The most important thing with this type of question is to read the instructions carefully. It will say something like:
WRITE NO MORE THAN TWO WORDS AND/OR A NUMBER
You must make sure to stick to this as any answer with too many words will be marked as incorrect.
This is something many students find to be difficult as you are asked a question and required to listen to find the words in the recording. You will again be told the maximum number of words you can use, so make sure not to exceed that limit.
Because of the nature of the question, the answer will not be too complex. Instead, expect questions like “Who…?” and “What time…?” that require only one or two words as an answer.
Each question is worth one mark, so you will be given a mark out of forty for your IELTS listening test. This is converted to a band score of between 0-9.
You can calculate your band score from the number of answers you get correct. Do plenty of listening practice under exam conditions and you will get a good idea of what your band score will be after doing the real IELTS exam.
Other Important Things to Know
You may hear speakers from the U.K. or U.S.A., as well as Canada, New Zealand, Australia, or South Africa. Some students practice listening exclusively to American TV or BBC News and so they are confused by the other accents. However, English is an international language and you should be familiar with these accents at the very least. The speakers will speak clearly and in standard English, so there is no new slang or technical jargon to encounter.
The IELTS exam is, to some extent, also a test of your thinking skills. Sometimes there are answered designed to trick you. It is not always straightforward. You may have to think carefully about a question and the answer may appear to be one of two possible answers, but only a very careful analysis of the language would reveal the correct one. In these cases, it is best to take a guess and move quickly on. You don’t have time to dwell on the difficult ones. Make sure you get the easy stuff right first.
Strategies for Success in IELTS Listening

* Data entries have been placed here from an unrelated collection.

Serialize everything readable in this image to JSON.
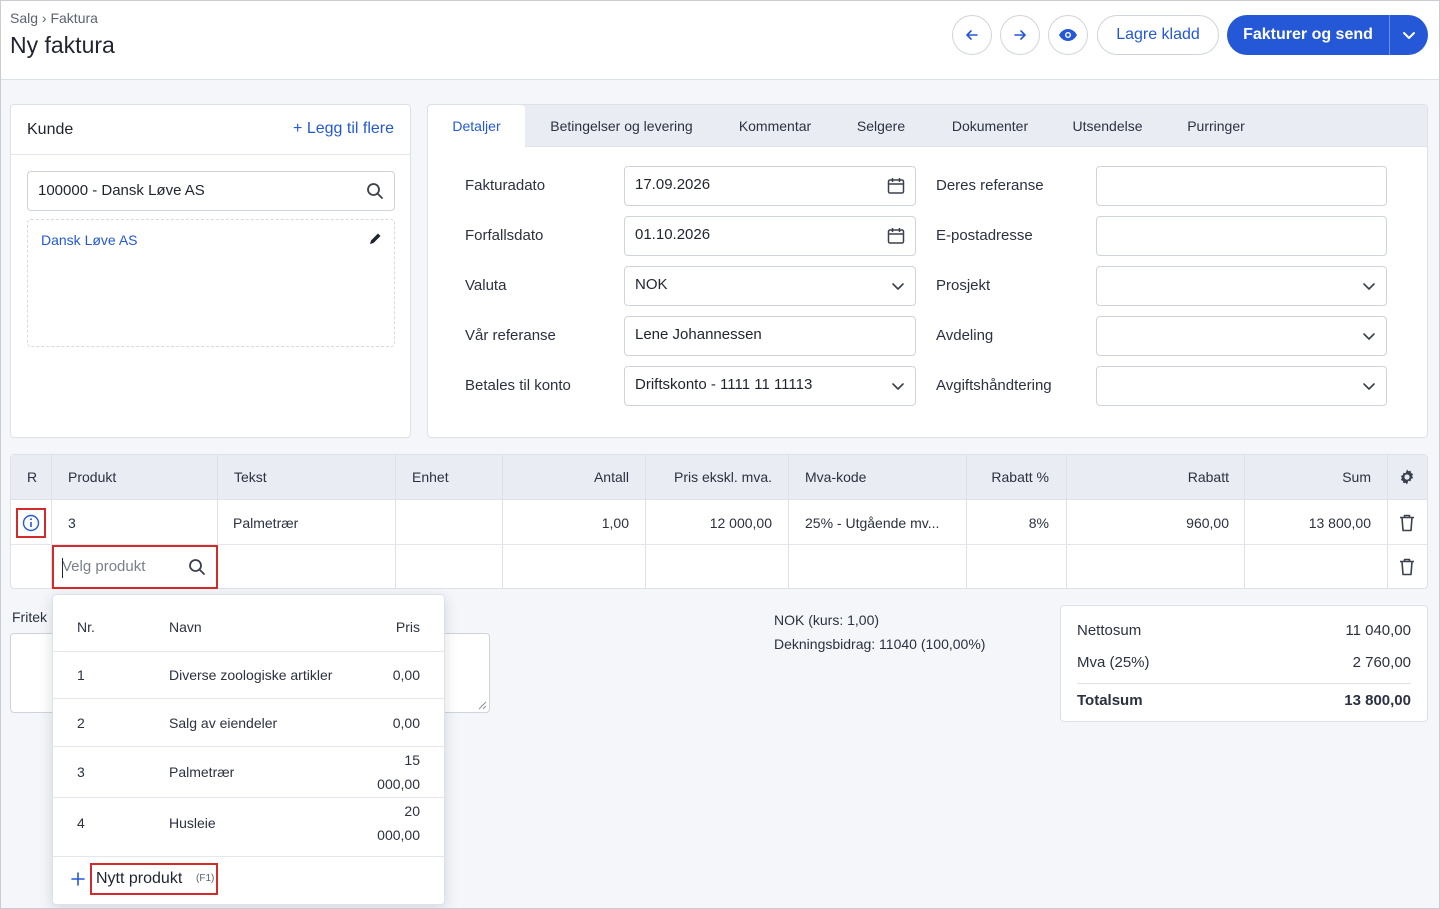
{
  "header": {
    "breadcrumb": "Salg › Faktura",
    "title": "Ny faktura",
    "save_draft": "Lagre kladd",
    "invoice_send": "Fakturer og send"
  },
  "customer": {
    "title": "Kunde",
    "add_more": "+ Legg til flere",
    "search_value": "100000 - Dansk Løve AS",
    "name": "Dansk Løve AS"
  },
  "tabs": [
    "Detaljer",
    "Betingelser og levering",
    "Kommentar",
    "Selgere",
    "Dokumenter",
    "Utsendelse",
    "Purringer"
  ],
  "details": {
    "left": [
      {
        "label": "Fakturadato",
        "value": "17.09.2026"
      },
      {
        "label": "Forfallsdato",
        "value": "01.10.2026"
      },
      {
        "label": "Valuta",
        "value": "NOK"
      },
      {
        "label": "Vår referanse",
        "value": "Lene Johannessen"
      },
      {
        "label": "Betales til konto",
        "value": "Driftskonto - 1111 11 11113"
      }
    ],
    "right": [
      {
        "label": "Deres referanse",
        "value": ""
      },
      {
        "label": "E-postadresse",
        "value": ""
      },
      {
        "label": "Prosjekt",
        "value": ""
      },
      {
        "label": "Avdeling",
        "value": ""
      },
      {
        "label": "Avgiftshåndtering",
        "value": ""
      }
    ]
  },
  "table": {
    "columns": [
      "R",
      "Produkt",
      "Tekst",
      "Enhet",
      "Antall",
      "Pris ekskl. mva.",
      "Mva-kode",
      "Rabatt %",
      "Rabatt",
      "Sum"
    ],
    "row": {
      "produkt": "3",
      "tekst": "Palmetrær",
      "enhet": "",
      "antall": "1,00",
      "pris": "12 000,00",
      "mva": "25% - Utgående mv...",
      "rabatt_pct": "8%",
      "rabatt": "960,00",
      "sum": "13 800,00"
    },
    "product_placeholder": "Velg produkt"
  },
  "fritekst_label": "Fritek",
  "dropdown": {
    "headers": {
      "nr": "Nr.",
      "navn": "Navn",
      "pris": "Pris"
    },
    "items": [
      {
        "nr": "1",
        "navn": "Diverse zoologiske artikler",
        "pris": "0,00"
      },
      {
        "nr": "2",
        "navn": "Salg av eiendeler",
        "pris": "0,00"
      },
      {
        "nr": "3",
        "navn": "Palmetrær",
        "pris_l1": "15",
        "pris_l2": "000,00"
      },
      {
        "nr": "4",
        "navn": "Husleie",
        "pris_l1": "20",
        "pris_l2": "000,00"
      }
    ],
    "new_product": "Nytt produkt",
    "new_product_key": "(F1)"
  },
  "totals": {
    "kurs": "NOK (kurs: 1,00)",
    "dekning": "Dekningsbidrag: 11040 (100,00%)",
    "netto_label": "Nettosum",
    "netto": "11 040,00",
    "mva_label": "Mva (25%)",
    "mva": "2 760,00",
    "total_label": "Totalsum",
    "total": "13 800,00"
  },
  "colors": {
    "accent": "#2458d6",
    "highlight": "#d32a2a"
  }
}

I have numerous posts on this blog offering free help for students with their IELTS listening preparation. You can find some of them here:
- How to Answer Multiple Choice Questions [IELTS Listening Tips]
- How to Pass the IELTS Listening
- 4 Tips For Improving Your IELTS Listening Score
- Improve your English listening skills with podcasts
- 10 IELTS Listening Tips
The gist of it is this: practice is absolutely vital. Additionally, you need to be familiar with hearing English, with exam techniques, and with listening for specific details in both conversations and monologues. Get used to the format of the IELTS exam and the wording used in listening questions, and then on exam day you must read these instructions very carefully. It is easy to make small, silly mistakes.